Australia has joined its allies the United States and the United Kingdom in not signing the new ITU treaty; after a vote at the World Conference on International Telecommunications (WCIT) saw the inclusion of calls that the UN be given a greater role on regulating the Internet.
“It is greatly disappointing that a consensus could not be reached,” Senator Stephen Conroy, the Communications Minister, said. “Australia worked hard to develop suitable text for the ITRs that would have been acceptable to every Member State. Unfortunately, this was not achieved.”
“Australia’s consistent position has been that the internet should not be included in the ITRs. This is a point on which we would not compromise. Australia does not support any changes that would undermine the current multi-stakeholder model for internet governance or fundamentally change the way the internet operates.”
“Australia believes that the approach taken by the Internet Corporation for Assigned Numbers and Names (ICANN), which has input from industry stakeholders, governments and the public, remains the best way to sustain the internet’s growth and innovation.”
The change came from an African proposal, but only came to a vote after Iran’s call (which it passed with 77 votes to 33, despite earlier promises by the ITU for resolving disputes through consensus). That proposal, according to the BBC, was to add a preamble that would recognise “the right of access of member states to international telecommunication services.”
The US claims that this was an attempt to include the Internet governance in the treaty.
It remains controversial, however. According to IT Pro Portal, the Spanish delegation is calling the vote into question, saying that they were misled by Conference chairman Mohamed Nasser al Ghanim. “Had we known that it was a vote, we might very well have acted differently,” they told the publication.
Also potentially rejecting the new treaty include Canada, Kenya, Sweden, Poland, the Netherlands and New Zealand. However, with most of the world supporting the treaty – which has already been watered down to suit the Western countries – it could see a fractured internet, where it would work differently.
Talking to Reuters, an official for the Russian delegation said, “Maybe in the future we could come to a fragmented internet. That would be negative for all, and I hope our American, European colleagues come to a constructive position.”
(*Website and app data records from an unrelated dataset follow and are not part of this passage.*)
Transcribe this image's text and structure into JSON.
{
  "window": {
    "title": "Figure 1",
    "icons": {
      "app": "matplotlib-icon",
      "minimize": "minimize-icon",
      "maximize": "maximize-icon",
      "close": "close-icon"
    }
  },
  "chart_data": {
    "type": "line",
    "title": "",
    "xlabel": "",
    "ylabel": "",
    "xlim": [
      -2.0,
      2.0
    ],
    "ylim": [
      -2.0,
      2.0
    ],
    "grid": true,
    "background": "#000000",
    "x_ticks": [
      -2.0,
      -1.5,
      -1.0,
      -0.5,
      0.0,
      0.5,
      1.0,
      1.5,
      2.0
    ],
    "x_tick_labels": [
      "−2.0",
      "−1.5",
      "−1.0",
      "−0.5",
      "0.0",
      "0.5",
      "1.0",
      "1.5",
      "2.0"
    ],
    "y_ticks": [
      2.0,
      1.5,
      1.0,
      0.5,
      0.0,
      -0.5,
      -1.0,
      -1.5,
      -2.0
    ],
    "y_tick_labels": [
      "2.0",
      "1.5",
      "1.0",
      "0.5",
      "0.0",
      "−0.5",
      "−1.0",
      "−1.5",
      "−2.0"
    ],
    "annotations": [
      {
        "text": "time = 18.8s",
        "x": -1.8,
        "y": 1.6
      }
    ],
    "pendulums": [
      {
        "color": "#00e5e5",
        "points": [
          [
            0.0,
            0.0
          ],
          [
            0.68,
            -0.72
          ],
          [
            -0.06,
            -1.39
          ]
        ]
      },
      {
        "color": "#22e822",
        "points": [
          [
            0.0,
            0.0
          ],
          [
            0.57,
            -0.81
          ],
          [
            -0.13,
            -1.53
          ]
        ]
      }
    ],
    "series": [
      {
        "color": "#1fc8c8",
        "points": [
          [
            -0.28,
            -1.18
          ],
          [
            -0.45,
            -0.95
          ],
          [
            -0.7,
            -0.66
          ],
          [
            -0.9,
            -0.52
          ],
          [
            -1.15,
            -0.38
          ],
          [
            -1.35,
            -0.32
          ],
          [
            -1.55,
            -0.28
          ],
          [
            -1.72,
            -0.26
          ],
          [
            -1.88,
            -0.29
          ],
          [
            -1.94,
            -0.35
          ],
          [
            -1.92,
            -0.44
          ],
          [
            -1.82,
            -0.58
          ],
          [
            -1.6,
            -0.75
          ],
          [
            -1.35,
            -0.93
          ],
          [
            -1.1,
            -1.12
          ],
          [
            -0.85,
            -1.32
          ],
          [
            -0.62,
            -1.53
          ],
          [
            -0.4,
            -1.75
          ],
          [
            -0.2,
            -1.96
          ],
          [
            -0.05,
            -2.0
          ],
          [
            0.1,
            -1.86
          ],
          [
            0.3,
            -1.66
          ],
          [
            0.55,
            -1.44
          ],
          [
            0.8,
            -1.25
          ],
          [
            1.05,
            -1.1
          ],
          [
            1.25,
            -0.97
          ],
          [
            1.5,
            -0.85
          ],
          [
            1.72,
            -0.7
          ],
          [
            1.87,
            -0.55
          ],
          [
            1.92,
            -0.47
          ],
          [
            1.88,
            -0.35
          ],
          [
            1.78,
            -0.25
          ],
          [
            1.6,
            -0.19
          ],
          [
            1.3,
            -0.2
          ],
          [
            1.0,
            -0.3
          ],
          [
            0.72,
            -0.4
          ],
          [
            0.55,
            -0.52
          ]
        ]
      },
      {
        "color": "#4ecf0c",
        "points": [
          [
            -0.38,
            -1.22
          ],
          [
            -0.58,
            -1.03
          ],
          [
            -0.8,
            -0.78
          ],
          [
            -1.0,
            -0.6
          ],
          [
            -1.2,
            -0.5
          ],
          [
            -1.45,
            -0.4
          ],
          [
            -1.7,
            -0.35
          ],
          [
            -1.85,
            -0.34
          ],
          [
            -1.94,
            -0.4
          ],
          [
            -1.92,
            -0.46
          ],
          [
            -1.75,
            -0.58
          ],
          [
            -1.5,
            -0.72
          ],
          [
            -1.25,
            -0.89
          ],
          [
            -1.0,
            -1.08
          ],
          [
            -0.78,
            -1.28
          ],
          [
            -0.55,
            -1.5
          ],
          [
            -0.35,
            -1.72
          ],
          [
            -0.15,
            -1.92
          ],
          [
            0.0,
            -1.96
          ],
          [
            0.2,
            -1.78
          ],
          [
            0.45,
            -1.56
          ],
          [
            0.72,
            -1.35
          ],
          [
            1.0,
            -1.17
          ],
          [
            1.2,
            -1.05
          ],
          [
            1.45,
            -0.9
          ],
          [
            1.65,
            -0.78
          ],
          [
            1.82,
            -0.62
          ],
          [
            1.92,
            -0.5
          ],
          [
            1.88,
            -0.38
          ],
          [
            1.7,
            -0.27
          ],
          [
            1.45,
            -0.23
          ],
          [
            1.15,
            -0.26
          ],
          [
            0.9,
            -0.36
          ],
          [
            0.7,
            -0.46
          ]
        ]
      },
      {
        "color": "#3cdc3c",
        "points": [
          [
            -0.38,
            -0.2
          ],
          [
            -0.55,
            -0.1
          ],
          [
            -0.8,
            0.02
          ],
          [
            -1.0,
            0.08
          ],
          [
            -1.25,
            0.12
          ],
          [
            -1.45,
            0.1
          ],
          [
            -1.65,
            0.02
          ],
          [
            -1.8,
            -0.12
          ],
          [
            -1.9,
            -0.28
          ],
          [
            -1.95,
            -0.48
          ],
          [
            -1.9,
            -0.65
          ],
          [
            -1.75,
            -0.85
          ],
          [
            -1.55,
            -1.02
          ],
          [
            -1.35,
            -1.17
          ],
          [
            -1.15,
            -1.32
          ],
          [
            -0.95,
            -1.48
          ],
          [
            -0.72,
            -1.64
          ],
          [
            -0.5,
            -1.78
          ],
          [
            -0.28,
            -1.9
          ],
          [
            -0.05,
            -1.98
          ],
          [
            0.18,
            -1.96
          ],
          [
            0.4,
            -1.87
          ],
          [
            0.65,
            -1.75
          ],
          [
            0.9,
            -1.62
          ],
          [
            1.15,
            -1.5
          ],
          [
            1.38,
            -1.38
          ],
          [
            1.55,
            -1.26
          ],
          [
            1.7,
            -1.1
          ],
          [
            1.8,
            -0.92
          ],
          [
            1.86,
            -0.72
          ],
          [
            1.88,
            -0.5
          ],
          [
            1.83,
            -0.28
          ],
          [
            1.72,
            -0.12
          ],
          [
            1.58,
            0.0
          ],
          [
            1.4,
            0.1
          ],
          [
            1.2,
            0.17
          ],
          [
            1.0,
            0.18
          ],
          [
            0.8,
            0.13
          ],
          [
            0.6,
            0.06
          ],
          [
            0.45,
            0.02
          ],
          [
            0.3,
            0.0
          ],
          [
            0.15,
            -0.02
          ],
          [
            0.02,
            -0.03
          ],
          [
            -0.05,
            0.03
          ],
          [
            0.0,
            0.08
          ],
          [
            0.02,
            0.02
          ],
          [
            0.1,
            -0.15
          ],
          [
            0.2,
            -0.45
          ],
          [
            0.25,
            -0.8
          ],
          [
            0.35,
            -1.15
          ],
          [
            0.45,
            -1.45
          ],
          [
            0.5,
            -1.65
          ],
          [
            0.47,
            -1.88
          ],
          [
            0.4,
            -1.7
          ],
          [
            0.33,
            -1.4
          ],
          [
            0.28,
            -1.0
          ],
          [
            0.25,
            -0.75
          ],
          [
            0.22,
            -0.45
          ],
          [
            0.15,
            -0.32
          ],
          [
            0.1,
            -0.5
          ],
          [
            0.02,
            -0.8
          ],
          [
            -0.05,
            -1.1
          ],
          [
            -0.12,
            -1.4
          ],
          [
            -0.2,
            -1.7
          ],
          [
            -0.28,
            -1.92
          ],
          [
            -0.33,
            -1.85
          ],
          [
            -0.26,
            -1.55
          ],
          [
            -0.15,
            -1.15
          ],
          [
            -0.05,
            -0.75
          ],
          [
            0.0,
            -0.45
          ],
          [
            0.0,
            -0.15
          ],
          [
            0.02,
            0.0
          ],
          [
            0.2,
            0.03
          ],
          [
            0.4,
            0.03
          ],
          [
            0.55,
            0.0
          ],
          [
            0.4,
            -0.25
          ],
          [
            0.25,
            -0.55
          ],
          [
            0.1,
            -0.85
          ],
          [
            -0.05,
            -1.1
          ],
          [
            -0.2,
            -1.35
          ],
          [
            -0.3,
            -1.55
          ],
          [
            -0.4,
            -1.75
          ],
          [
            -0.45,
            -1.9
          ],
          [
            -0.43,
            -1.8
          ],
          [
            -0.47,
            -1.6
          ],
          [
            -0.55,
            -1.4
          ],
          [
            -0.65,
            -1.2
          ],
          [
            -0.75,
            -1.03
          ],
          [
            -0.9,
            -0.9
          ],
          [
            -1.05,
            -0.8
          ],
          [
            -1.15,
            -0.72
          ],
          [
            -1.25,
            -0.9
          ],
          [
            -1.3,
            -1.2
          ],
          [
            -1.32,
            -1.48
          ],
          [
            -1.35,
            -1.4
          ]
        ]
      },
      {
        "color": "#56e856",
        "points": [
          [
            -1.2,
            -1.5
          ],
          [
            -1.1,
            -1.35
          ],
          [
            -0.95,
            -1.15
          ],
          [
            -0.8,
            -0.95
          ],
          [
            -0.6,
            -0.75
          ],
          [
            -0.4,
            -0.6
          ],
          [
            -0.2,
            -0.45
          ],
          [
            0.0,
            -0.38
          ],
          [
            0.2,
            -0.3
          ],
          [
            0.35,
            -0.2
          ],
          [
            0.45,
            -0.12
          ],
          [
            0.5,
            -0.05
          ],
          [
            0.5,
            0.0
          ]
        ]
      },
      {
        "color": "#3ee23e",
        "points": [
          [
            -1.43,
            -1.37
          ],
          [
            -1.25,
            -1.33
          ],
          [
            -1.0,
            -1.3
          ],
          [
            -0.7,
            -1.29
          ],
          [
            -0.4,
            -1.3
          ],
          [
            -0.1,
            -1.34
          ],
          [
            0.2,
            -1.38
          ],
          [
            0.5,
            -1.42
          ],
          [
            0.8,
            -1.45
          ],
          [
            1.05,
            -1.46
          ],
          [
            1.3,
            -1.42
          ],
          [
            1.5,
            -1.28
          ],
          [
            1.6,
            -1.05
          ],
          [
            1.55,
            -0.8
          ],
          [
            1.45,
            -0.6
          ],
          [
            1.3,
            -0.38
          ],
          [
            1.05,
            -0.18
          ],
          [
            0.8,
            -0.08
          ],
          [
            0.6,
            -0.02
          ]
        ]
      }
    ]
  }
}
However, while Conroy has rejected the updated treaty, the minister has said that they will not reduce its role in the ITU as a result. “The ITU does great work in connecting the world and we greatly value the ITU’s capacity building work in the Asia-Pacific region and the rest of the world. We are proud to be part of that work,” he said.